Serving Your Own Source
By Braha Bender
Flip through the pages of any modern history book and you’ll find slavery emancipation stories from around the world. Not a small number of nations have managed to break the bonds of slavery and reclaim their human right to freedom. The years of yearning to escape their captors and discover independence are finally fulfilled in what is often a heady mass-celebration of a national dream.
Striving to experience the longed-for taste of freedom, people can endanger their lives and the lives of their families. A slide towards self-annihilation may begin without the nation even realizing it. The mad rush for experiences of freedom threaten anarchy, and the fledgling nation may find itself struggling to maintain self-governance and autonomy. Freedom without boundaries becomes its own prison.
Avoiding the chaos of unbound freedom requires preparation in advance. Significant transitions can be navigated gracefully with foreknowledge and education for a new way of life. But none of these were possible when the Jews left Egypt.
There was no time for planning the national transition from slave-nation to an autonomous people. No one had mapped out a system of governance or elected officials. All at once, without forewarning, the moment arrived to move. Immediately after the Jewish People had left Egypt, Moshe (Moses) announced that the new Jewish governance and legal systems would be arriving in a few weeks. From God. At Mount Sinai.
What happened to creating an “autonomous national culture”? What happened to complete, unfettered, absolute freedom? A superficial reading seems to show the Jews going straight from one form of slavery to another, from Pharaoh to the Almighty. Nonetheless, the nation declared that they would accept the Torah unconditionally: “We will do and we will hear.” Why?
It seems that we, who have never been physically enslaved, are the ones who don’t understand freedom.
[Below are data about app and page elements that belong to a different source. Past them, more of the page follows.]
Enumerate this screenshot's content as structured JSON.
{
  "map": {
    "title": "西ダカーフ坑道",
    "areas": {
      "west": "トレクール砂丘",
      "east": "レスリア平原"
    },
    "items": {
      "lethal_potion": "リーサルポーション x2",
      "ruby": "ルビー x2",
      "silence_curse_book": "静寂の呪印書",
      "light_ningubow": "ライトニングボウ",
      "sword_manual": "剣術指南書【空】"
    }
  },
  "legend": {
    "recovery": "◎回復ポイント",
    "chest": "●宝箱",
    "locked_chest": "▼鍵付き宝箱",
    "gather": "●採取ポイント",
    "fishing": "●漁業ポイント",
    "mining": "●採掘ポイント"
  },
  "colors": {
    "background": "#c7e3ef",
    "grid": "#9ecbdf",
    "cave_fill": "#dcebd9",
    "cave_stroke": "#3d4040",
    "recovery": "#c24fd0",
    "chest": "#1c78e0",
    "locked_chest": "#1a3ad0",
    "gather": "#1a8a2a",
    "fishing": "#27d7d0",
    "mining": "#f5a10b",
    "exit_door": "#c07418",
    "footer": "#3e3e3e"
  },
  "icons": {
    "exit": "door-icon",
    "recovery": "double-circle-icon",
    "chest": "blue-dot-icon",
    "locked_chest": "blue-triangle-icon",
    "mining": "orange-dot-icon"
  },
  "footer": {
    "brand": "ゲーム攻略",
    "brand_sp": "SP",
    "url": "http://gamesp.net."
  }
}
As slaves, the Jews were free and even encouraged to pursue every sleazy impulse that came their way. That wasn’t the problem. The Jews fell to the 49th level of spiritual impurity to prove it. Nothing was restricted.
The problem was that in Egypt we had not been free to actualize our true selves. Our values and dreams were crushed beneath the Egyptians’ whips and horses. No one had time to ask herself, who would I want to be if nothing held me back? We saw our babies being drowned and our marriages torn apart. We wanted more than another distraction. Over two hundred years of slavery in Egypt had taught the Jews a lesson our materialistic modern culture encourages us to forget: serving your own Source is not the same as serving another human being.
Freedom from your own essence, your own values and dreams, is no freedom at all. Freedom is connecting with the spark of Godliness inside yourself and letting it fly, letting it be fully expressed. Spiritual self-expression may take hard work, but that labour is not slavery. Serving God is serving your own soul.
At Sinai we knew that “there is no free man but one engaged in Torah.” We were about to receive the instruction manual from the Creator of the universe. With these “insider secrets” we knew we could do anything we wanted, and couldn’t wait to start.
“Like one person with one heart”, the Jews at Sinai knew freedom when they saw it. The question is, do we now?